I have the following command to remote into a local server and tail -f the latest log file for an application that I have.

The command works perfectly fine from the command line -

ssh user@hostname 'tail -f $(ls -1r ~/Development/python/twitter-bot/logs/*.log | head -1)'

The problem is that when I make it an alias (or even a function), it evaluates the completion of the ls -1r on my local machine and tries to pass that to the remote machine.

alias latestbotlogs="ssh user@hostname 'tail -f $(ls -1r ~/Development/python/twitter-bot/logs/*.log | head -1)'"

function latestbotlogs {
    ssh user@hostname 'tail -f $(ls -1r ~/Development/python/twitter-bot/logs/*.log | head -1)'

What syntax do I need to use such that the entire command gets evaluated on the remote machine that I am accessing via SSH.

Thanks in advance!

3 Answers 3


For the alias you need some escapes

alias latestbotlogs="ssh user@hostname 'tail -f \\\$\\(ls -1r \\~/Development/python/twitter-bot/logs/*.log \\| head -1\\)'"


alias latestbotlogs='ssh user@hostname '\''tail -f $(ls -1r ~/Development/python/twitter-bot/logs/*.log | head -1)'\'

The second version is easier, you don't have to think about all the operators you have to quote.

The function should work as it is.

  • The second one worked - didn't realize there were different escape characters in alias commands. Thanks so much! Oct 25, 2018 at 18:53
  • It's not different escape characters in the alias command, it's that you need to quote or escape once to assign the alias and have enough quotes or escapes left for the actual command.
    – RalfFriedl
    Oct 25, 2018 at 19:57

An alternative to getting the somewhat complicated quote-escaping right:

 alias botlogs='ssh user@host "ls -r ~/whatever/*log | head -1 | xargs tail -f"'
 # if (selected) filename contains backslash or quotemark(s) 
 # need -d'\n' on GNU and I don't know good solution on other
 # this also fails if filename contains whitespace, but so did $( )

although I concur that the function should work without any hackery and in general functions are more consistent and flexible and just plain better than aliases.

And PS: when ls output is piped (or redirected) it always uses 1-column format, you don't need -1 here.

  • This is a great alternative solution as well (and is much easier to read). I always forget about xargs & good to know about the ls piped - thanks so much!
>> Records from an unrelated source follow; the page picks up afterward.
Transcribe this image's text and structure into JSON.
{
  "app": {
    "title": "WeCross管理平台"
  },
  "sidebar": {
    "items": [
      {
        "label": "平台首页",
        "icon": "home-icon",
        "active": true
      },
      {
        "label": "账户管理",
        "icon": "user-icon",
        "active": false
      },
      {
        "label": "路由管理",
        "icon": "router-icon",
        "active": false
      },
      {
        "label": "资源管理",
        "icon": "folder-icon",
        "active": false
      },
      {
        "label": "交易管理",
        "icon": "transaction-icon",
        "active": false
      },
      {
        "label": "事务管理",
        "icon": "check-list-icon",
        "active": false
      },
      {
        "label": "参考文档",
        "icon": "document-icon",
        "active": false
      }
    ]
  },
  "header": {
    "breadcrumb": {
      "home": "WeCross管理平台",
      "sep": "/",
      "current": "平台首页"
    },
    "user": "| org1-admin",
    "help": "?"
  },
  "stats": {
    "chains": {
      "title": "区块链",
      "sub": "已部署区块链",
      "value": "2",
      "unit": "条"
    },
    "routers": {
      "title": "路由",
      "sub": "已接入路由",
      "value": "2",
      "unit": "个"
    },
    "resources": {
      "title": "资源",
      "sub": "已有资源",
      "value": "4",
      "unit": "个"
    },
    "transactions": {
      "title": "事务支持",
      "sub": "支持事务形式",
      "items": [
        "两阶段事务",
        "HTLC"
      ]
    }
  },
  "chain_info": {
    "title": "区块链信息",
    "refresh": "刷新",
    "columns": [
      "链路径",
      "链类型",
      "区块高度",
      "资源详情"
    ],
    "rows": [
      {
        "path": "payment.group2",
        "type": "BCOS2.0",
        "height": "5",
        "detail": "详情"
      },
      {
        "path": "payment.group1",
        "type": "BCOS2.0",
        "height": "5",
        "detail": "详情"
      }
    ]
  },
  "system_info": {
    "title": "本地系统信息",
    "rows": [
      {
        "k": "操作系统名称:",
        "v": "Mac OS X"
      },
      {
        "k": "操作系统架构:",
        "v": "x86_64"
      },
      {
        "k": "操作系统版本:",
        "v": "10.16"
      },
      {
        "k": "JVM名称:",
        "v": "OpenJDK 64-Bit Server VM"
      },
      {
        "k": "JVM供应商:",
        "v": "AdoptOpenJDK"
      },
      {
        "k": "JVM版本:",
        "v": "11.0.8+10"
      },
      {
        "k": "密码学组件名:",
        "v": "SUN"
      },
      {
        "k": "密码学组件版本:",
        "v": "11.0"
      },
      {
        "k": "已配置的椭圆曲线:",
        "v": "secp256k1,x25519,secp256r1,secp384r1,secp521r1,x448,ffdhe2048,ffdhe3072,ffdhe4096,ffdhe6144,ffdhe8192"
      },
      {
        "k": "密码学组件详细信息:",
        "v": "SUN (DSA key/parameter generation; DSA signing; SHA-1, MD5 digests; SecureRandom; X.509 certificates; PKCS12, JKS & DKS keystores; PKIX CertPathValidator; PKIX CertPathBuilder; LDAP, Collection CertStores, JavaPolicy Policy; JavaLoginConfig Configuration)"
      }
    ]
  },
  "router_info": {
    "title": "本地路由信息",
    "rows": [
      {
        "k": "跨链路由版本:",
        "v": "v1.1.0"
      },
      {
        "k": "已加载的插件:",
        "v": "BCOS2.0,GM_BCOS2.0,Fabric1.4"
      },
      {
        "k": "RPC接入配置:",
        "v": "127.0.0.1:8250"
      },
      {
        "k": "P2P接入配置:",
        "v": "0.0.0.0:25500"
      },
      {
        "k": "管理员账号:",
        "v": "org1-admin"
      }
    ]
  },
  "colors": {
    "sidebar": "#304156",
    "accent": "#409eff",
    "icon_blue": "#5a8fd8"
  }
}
Oct 26, 2018 at 13:48

You may set the alias by assigning a string wrapped in single quotes to latestbotlogs, as in:

alias latestbotlogs='ssh user@hostname '\''tail -f $(ls -1r ~/Development/python/twitter-bot/logs/*.log | head -1)'\'

where the expression \' is used to protect single quotes from the shell and have them concatenated in the resulting command. You can verify that they are preserved:

$ alias latestbotlogs
alias latestbotlogs='ssh user@hostname '\''tail -f $(ls -1r ~/Development/python/twitter-bot/logs/*.log | head -1)'\'''

While with your alias:

alias latestbotlogs="ssh user@hostname 'tail -f $(ls -1r ~/Development/python/twitter-bot/logs/*.log | head -1)'"

the command substitution is evaluated immediately, upon definition. This happens because single quotes lose their special meaning when escaped (with \) or enclosed in double quotes ("). (Reference: Quoting in "The Open Group Base Specifications Issue 7, 2018 edition").
And this is the key: single quotes around the remote command are enough to protect it when the alias is invoked, but do not prevent the enclosed command to be substituted when the alias is created.

You can also use "'" as an alternative to \':

alias latestbotlogs='ssh user@hostname '"'"'tail -f $(ls -1r ~/Development/python/twitter-bot/logs/*.log | head -1)'"'"

Or enclose the whole command in double quotes and add some escaping:

alias latestbotlogs="ssh user@hostname 'tail -f \$(ls -1r ~/Development/python/twitter-bot/logs/*.log | head -1)'"

In this last form, all the characters that retain a special meaning when double-quoted ($, ` and \) have to be escaped (here we have only a $).

Your function, instead, should just work.


You must log in to answer this question.

Not the answer you're looking for? Browse other questions tagged .